# Problem requirements
Collect every line of the records below that contains the word "icon".

# Supplied information
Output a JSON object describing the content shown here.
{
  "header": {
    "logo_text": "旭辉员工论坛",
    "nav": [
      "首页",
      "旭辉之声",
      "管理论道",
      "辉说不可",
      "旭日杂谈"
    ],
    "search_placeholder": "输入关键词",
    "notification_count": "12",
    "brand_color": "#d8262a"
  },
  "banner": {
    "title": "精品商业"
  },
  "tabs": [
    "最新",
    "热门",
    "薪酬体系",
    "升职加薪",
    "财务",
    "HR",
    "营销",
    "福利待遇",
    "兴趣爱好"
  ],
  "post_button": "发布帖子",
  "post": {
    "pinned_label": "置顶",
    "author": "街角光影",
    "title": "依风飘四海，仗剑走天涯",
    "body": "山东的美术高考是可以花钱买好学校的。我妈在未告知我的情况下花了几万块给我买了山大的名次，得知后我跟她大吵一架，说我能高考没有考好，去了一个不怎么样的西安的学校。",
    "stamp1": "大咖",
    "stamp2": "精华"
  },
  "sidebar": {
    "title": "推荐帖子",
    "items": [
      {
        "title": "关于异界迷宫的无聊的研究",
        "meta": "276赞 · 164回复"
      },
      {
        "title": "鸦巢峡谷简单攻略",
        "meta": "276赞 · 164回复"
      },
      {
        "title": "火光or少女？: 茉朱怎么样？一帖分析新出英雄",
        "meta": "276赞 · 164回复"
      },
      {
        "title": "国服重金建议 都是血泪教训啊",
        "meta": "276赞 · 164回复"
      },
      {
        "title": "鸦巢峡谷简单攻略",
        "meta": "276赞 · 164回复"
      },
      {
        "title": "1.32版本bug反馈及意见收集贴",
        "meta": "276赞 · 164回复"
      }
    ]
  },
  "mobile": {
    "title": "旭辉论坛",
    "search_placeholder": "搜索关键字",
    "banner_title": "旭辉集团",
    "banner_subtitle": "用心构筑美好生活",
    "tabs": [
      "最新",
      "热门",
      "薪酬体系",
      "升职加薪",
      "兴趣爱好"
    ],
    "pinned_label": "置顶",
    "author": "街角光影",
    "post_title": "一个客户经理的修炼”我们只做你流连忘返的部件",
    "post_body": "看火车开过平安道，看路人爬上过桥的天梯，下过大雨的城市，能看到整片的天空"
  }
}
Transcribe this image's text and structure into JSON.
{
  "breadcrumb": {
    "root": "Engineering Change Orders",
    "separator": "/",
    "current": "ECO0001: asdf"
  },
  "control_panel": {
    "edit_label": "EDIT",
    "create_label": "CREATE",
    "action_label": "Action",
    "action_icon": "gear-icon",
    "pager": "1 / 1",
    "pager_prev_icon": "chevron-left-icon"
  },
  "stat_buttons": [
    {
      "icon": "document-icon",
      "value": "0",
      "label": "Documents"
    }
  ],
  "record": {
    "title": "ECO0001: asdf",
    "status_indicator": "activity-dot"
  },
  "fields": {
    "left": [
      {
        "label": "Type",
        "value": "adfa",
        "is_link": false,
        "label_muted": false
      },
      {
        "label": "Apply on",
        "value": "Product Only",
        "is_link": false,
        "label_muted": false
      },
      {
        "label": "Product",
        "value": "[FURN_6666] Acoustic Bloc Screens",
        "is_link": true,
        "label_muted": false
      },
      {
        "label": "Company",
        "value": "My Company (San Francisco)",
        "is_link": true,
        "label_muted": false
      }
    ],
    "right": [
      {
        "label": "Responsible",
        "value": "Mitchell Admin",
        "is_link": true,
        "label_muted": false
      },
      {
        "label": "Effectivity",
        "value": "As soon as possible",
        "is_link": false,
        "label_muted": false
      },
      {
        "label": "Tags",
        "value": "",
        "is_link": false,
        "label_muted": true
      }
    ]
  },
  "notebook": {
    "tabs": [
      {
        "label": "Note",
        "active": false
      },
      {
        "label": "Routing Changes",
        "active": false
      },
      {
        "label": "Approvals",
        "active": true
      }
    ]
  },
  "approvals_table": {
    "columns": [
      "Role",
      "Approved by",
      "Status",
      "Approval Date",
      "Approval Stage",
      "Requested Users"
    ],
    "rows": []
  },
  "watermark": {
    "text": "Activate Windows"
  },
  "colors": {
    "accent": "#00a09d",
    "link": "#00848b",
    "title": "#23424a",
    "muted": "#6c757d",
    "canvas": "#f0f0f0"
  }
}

# Response area
    "action_icon": "gear-icon",
    "pager_prev_icon": "chevron-left-icon"
      "icon": "document-icon",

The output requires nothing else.